O’Rourke was the only one who favored cap and trade over a direct carbon tax. There are arguments both ways, and either is useful, but I think there are some market effects possible with cap and trade that can be missed with direct taxes. On the other hand, there are hybrid approaches possible. The main downside of the tax approach seems to be that companies will seek to conglomerate on the basis of the tax rather than any inherent economic need, which can worsen an existing and awful feature of our corporate tax code. In any case, point for not bandwagoning on the tax.

Castro lost a point for suggesting that flood insurance should be subsidized in a way that suggested moral hazard. We can’t do that. We just can’t. There are other moves to make for folks who live in places that are no longer viable, but embracing it is simply folly.

Harris also spoke against nuclear power and waste. She did highlight some of her achievements as a district attorney and attorney general.

Sanders was among the candidates who stated unequivocally that some houses shouldn’t be rebuilt, and we have to face that fact. It’s part of the larger issue around rural-vs-urban and balancing freedom and subsidy in ways that make sense, some of which are climate-related and others of which are just fundamental issues we’ve never really worked out as a nation. For example, in some places farmers commute to the farm, rather than living there. On the other hand he was one of the more expressedly opposed to nuclear power. Again, it has problems, but it’s just not reasonable to condemn it given the challenge.

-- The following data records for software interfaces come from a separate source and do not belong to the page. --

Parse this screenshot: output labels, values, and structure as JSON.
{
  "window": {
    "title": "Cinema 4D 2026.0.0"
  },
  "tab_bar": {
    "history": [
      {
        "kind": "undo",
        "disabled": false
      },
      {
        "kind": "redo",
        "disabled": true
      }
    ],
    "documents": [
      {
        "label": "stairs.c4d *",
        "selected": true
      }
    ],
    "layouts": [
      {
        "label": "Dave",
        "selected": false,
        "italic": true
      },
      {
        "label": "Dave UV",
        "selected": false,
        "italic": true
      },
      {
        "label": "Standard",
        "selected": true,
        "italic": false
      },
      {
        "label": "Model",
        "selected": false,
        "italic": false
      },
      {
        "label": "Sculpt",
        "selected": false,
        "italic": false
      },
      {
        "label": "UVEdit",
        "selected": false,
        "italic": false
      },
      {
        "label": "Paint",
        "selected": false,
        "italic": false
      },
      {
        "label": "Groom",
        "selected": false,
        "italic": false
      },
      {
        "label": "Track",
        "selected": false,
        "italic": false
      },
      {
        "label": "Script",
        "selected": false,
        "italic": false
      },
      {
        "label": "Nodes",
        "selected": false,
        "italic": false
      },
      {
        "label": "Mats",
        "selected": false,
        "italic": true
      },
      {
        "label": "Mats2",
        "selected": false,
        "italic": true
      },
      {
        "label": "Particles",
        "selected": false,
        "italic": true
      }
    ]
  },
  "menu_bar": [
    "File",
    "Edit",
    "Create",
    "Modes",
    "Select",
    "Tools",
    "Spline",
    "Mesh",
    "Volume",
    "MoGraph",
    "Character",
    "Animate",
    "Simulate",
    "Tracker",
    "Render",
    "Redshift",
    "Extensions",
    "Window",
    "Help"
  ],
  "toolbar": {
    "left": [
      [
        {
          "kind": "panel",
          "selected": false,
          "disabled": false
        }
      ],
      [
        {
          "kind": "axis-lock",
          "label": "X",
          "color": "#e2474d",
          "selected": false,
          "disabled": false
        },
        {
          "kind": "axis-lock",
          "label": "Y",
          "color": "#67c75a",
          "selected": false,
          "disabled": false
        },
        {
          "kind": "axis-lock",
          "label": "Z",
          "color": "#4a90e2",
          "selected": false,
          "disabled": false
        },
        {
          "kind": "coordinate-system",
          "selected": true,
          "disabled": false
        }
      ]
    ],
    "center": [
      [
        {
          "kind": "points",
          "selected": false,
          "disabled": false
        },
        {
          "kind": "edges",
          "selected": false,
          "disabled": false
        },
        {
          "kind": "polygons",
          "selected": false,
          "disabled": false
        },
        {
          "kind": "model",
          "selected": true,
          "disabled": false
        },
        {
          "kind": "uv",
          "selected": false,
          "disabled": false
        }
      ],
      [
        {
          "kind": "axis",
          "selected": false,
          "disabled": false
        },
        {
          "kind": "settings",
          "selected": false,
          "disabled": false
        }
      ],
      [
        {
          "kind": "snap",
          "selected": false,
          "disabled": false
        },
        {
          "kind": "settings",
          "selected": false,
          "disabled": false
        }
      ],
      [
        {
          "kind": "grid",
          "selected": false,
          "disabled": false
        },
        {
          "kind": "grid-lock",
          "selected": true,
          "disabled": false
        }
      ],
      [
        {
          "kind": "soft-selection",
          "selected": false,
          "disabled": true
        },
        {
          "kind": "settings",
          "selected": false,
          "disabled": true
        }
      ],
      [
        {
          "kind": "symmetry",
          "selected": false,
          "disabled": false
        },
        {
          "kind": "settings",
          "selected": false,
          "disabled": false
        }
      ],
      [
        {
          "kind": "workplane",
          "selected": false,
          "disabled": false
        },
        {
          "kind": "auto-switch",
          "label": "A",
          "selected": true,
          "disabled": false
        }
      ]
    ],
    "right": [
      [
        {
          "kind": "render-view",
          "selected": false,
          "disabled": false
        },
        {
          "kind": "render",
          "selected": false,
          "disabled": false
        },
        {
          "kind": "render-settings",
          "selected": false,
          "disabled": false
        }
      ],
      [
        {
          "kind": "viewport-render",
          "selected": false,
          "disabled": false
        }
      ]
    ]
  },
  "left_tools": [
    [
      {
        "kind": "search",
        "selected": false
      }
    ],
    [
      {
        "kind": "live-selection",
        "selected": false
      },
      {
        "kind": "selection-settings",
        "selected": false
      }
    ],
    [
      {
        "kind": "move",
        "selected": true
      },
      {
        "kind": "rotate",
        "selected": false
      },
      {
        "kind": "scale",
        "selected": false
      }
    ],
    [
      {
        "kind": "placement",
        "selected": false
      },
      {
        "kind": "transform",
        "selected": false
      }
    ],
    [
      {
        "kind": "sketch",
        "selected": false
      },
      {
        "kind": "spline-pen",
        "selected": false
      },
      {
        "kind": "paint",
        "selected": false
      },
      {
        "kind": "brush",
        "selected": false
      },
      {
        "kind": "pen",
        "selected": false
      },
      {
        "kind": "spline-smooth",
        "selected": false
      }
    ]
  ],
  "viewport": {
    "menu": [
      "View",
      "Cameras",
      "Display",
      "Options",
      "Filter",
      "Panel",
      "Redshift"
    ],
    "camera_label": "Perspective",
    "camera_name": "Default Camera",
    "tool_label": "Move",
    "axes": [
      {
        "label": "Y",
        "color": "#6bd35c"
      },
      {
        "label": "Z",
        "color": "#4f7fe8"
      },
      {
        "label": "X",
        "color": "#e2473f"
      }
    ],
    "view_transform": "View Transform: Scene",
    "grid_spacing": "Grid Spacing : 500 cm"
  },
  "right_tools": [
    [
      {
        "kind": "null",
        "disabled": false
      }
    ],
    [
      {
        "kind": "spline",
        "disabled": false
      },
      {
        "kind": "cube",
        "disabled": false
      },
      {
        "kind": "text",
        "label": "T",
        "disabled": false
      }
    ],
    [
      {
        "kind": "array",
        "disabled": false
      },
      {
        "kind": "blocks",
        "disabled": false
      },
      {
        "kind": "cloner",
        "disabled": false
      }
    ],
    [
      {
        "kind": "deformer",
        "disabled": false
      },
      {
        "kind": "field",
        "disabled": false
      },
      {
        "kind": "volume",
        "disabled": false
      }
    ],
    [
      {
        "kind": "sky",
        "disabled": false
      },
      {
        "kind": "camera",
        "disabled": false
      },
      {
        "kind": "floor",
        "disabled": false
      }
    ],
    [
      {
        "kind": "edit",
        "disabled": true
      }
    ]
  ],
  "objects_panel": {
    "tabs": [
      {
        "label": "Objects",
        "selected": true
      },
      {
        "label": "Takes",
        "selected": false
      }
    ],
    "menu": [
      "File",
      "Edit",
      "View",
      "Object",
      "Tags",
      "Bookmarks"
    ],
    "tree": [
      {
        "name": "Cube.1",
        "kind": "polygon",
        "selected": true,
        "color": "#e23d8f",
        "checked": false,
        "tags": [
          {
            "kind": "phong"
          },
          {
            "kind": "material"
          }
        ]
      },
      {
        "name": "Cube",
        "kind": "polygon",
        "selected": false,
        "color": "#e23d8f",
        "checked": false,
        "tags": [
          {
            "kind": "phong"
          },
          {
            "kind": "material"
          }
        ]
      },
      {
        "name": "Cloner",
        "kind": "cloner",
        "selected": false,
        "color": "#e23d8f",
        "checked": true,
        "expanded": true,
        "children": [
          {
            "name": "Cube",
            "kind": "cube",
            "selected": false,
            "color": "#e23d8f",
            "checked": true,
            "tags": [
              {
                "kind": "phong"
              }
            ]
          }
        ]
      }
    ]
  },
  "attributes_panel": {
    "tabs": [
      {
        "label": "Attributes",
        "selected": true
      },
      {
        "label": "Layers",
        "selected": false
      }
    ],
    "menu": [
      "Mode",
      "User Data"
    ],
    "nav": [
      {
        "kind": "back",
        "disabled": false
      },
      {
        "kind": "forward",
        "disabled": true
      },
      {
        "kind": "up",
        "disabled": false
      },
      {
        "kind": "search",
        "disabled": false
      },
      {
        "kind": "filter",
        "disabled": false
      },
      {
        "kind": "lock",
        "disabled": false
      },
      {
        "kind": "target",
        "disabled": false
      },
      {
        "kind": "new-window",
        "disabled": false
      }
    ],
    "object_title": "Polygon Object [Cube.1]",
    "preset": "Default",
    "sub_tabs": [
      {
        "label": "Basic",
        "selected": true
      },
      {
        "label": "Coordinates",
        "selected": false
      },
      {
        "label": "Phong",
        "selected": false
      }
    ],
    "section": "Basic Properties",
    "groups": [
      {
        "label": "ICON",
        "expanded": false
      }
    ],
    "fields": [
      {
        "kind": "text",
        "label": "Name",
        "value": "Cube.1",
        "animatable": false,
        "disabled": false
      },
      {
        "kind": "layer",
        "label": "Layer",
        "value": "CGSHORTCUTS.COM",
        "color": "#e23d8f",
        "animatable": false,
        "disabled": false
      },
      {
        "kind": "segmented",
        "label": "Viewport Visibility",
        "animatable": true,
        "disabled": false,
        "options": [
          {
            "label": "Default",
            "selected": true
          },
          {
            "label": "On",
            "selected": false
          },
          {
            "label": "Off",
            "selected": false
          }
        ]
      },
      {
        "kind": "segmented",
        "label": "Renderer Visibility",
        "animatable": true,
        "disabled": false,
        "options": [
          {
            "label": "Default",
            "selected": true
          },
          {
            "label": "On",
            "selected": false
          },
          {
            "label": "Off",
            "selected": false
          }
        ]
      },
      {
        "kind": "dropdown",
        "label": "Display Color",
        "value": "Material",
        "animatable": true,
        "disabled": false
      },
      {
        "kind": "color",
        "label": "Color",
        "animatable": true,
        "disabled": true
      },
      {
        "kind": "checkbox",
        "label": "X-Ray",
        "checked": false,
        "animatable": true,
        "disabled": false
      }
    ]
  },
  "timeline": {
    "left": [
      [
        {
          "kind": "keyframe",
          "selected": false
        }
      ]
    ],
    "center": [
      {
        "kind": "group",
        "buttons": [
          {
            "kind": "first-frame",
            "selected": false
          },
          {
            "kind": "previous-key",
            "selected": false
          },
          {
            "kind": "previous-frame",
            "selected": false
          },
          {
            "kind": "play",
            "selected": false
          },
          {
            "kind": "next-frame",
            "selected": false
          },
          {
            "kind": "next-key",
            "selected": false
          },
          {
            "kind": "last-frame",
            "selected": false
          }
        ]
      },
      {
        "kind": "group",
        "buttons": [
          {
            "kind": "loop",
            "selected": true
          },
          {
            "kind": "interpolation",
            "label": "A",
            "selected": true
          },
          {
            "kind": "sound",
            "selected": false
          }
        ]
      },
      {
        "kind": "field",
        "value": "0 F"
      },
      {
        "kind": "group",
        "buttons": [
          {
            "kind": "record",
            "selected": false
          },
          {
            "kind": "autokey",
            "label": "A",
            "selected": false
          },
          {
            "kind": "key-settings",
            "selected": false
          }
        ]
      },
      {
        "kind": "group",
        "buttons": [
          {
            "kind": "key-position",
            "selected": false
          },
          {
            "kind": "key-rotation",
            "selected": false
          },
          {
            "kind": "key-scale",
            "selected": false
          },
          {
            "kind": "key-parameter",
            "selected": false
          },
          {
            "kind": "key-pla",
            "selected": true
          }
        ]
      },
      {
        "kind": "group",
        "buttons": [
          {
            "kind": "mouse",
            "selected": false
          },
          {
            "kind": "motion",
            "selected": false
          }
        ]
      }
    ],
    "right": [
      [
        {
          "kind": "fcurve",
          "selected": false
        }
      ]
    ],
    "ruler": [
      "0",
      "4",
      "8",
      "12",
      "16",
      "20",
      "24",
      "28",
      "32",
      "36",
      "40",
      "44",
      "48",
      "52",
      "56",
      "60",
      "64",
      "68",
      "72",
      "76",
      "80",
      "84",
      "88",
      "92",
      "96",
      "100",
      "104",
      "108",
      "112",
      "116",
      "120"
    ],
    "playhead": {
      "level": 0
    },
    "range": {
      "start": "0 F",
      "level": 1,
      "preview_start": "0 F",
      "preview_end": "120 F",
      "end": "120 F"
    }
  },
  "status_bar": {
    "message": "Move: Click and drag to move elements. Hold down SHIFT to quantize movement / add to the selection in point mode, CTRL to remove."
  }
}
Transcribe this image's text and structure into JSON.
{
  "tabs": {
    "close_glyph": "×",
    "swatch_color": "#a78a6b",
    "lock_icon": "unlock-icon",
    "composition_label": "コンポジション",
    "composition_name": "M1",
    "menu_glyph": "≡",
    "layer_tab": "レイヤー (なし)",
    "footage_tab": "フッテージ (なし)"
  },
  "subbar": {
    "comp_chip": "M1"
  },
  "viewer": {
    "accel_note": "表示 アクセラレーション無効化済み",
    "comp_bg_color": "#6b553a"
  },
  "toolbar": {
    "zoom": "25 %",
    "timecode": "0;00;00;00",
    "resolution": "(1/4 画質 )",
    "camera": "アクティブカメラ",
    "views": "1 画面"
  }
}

Biden’s main problem is this fundraiser with a fossil-fuel-tied host. That and he didn’t really seem to have a lot to say on the issue beyond a kind of “trust me” outlook.

Klobuchar lost points for her stances on nuclear power and fracking. While natural gas is better than coal when responsibly extracted, it’s not great and there’s plenty of evidence that it’s not responsibly extracted in too many cases. If the industry wants to be a bridge, it needs to show itself to be a safe one, not a rickety one. She did a good job talking about the opportunities with farms, as did several other candidates.

The climate is a big deal, and the Democratic candidates have set themselves apart from the Republicans by showing themselves to be thoughtful and studious on the issues. The challenge will come in implementing any of their plans, should a Democrat be inaugurated in 2021. But that’s always been a challenge, so long as Republicans have denied reality. It’s hard to move a couch when the other person carrying it doesn’t believe in the stairs.

In general, the 2020 Democratic candidates form a healthy slate. Most of the candidates are worth considering, and it’s hard to pick a favorite out of the pack. We will see how the debate goes this Thursday, and one hopes a few of the climate issues (maybe nuclear power, for example) can be brought up to help the candidates further explain how they approach the issue.

As to plans, they will be changed to become law. And they will be changed after they are law. Some changes good, others bad. There will be mistakes and unexpected wins, both. But we have to act on it. The Republicans fail to even propose plans on many of the pressing issues of the day, where for every single one there will be at least a few Democratic proposals.

That failure is a fundamental problem for our nation. The Republicans that cannot plan cannot lead. And yet there they are, in the driver’s seat of our nation, pressing nobs, turning buttons, and doing a whole lot of damage and nothing particularly useful. It is a shame.